Each phase has implications for the design and effectiveness of key human resources processes including recruitment and selection, compensation, performance management, professional development and career/succession planning.

As is the case with individuals, this type of maturity is somewhat — but not entirely — related to an organization’s chronological age. And, while the progression through the three phases generally holds true, I have found some organizations don’t start at the first phase, some never reach the third and some find themselves at those awkward stages in between phases.

In this post, we’ll take a look at the first two phases. In part two, we’ll examine the third phase as well as present some questions nonprofit managers and human resources professionals should ask about their own organizations.

Phase 1

In the first phase, the concept of position (or job), person (or employee) and performance are virtually indistinct from each other. This is typical of new, very small, growing organizations. In these settings, what is to be accomplished happens in a very situational manner by whoever has the time and ability to do it. Human resources capacity and sophistication is very limited as there is usually no staff dedicated to human resources activities.

Among organizations in this phase, recruitment and selection tend to be very informal and often ambiguous. Few if any formal processes exist, jobs are not well defined and recruitment tends to be driven by often mercurial organization needs.

Compensation levels and decisions tend to be purely driven by the external market. Compensation opportunities (e.g., salary ranges) are not defined, and little attention is paid to the internal equity of compensation practices.

Performance management, professional development and career/succession planning are usually nonexistent and, in the absence of well-defined positions, attempts in these areas tend to be futile.

Phase 2

Nonprofit organizations in the second phase of maturity have begun to formally define positions usually through the use of written job descriptions. This stage is typical of organizations that have grown to a size where ad hoc human resources practices have become tangibly inadequate. It is at this stage where organizations tend to recognize the need for increased human resources sophistication, and such capacity is increased often through the hiring of one or more dedicated human resources professionals.

At this point, recruitment and selection practices commonly improve driven by a clearer sense of organizational needs. It is often still difficult to tease out position requirements, especially the appropriate levels and types of experience, skills, knowledge and competencies necessary for each position.

Compensation practices are generally still primarily driven by the external market and secondarily by performance or internal equity, but usually not both. In this phase, organizations may have begun to identify compensation opportunities for some or all positions through the use of salary ranges, but they usually lack a systematic approach for managing salaries within those ranges. (See my posts last week about the role and construction of salary ranges here and here.)

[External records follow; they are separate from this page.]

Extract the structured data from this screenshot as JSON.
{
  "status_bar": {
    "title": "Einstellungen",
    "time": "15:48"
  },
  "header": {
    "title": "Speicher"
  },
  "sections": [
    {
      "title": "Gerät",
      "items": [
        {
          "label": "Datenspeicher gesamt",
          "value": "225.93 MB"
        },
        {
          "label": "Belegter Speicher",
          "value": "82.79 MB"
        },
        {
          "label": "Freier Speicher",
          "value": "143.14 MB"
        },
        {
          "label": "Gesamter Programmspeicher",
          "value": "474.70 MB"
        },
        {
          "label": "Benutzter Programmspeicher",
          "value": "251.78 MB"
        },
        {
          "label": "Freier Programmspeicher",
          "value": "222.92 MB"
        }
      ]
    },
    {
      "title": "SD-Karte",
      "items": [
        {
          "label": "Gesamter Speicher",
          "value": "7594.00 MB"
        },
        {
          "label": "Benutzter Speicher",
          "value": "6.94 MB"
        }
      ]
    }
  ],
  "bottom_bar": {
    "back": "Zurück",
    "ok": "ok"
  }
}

As positions are more clearly defined, performance management, professional development and career/succession planning become feasible pursuits, but organizations in this phase often have made little or no headway in these areas often because they are lacking in human resources capacity and/or sophistication.

Significantly, as organizations grow and become more stable, the absence of these practices may negatively impact employee turnover, morale and effectiveness.

In part 2, we’ll take a look at both the third phase of human resources maturity as well as some questions to ask about your own organization.

Joe Brown
is the Principal and Founder of Slope Resources, LLC. Slope Resources provides a range of human resources and organization management consulting services to nonprofit organizations of all types and sizes. Joe is also the author of the blog Done by People, which focuses on human resources and organization management in the third sector, and will be a presenter at the 2010 Nonprofit Human Resources Conference. For more information about Joe Brown and Slope Resources, please visit

Photo Credit: psyberartist

Human Resources Maturity and the Three P’s, Part 1